--- START ---
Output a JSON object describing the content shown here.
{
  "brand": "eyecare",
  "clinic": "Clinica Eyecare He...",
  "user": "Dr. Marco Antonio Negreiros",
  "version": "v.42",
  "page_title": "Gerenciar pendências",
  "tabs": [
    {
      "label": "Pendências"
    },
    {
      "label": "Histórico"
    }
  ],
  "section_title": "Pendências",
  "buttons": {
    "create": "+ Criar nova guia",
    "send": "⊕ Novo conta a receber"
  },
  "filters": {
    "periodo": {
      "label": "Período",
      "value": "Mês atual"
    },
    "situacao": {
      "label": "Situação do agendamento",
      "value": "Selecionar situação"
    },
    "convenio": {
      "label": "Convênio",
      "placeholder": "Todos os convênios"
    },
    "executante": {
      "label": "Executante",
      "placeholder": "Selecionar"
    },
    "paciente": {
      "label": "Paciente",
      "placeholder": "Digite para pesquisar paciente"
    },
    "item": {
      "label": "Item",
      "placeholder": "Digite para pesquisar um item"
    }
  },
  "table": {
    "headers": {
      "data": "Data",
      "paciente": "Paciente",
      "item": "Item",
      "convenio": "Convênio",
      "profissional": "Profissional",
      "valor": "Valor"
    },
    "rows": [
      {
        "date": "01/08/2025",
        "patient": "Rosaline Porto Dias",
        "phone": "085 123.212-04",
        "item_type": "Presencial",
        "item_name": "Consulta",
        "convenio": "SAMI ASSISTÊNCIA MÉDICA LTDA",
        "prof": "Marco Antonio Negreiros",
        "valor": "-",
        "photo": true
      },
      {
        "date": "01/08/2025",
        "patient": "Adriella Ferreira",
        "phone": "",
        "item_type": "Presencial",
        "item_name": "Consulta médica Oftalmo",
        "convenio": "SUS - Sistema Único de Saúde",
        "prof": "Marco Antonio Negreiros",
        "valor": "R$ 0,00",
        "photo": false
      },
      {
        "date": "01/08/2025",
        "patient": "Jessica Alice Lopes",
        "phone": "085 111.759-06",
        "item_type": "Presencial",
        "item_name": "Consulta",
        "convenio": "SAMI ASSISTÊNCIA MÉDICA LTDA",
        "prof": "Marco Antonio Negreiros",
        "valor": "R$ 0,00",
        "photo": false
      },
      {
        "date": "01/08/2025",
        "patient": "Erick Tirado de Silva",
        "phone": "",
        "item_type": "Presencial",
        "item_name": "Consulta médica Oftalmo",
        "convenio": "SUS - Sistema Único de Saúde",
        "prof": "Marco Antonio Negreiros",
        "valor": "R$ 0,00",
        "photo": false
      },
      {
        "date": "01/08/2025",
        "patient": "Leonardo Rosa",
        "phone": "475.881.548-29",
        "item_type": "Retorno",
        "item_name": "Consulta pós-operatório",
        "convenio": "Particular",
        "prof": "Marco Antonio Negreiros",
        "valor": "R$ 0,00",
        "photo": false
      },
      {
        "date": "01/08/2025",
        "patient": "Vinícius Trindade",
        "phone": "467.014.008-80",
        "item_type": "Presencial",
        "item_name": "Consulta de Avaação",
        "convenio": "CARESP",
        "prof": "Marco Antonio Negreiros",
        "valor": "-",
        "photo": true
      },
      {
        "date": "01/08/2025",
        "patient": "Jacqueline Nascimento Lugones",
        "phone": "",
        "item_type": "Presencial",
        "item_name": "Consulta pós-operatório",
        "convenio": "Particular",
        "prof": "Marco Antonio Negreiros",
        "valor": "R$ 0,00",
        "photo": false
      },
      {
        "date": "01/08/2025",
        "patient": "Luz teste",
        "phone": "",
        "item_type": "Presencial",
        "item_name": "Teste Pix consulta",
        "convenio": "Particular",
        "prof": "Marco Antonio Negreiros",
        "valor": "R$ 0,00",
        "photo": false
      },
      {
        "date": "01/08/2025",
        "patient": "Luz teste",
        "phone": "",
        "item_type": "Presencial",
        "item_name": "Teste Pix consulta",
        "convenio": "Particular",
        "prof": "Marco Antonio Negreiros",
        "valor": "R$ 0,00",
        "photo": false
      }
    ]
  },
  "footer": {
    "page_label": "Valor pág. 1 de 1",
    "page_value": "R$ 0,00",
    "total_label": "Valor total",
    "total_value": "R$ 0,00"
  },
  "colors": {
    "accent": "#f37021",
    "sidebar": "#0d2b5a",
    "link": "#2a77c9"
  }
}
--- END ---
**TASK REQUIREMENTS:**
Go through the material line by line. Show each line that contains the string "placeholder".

**EXPECTED ANSWER:**
      "placeholder": "Todos os convênios"
      "placeholder": "Selecionar"
      "placeholder": "Digite para pesquisar paciente"
      "placeholder": "Digite para pesquisar um item"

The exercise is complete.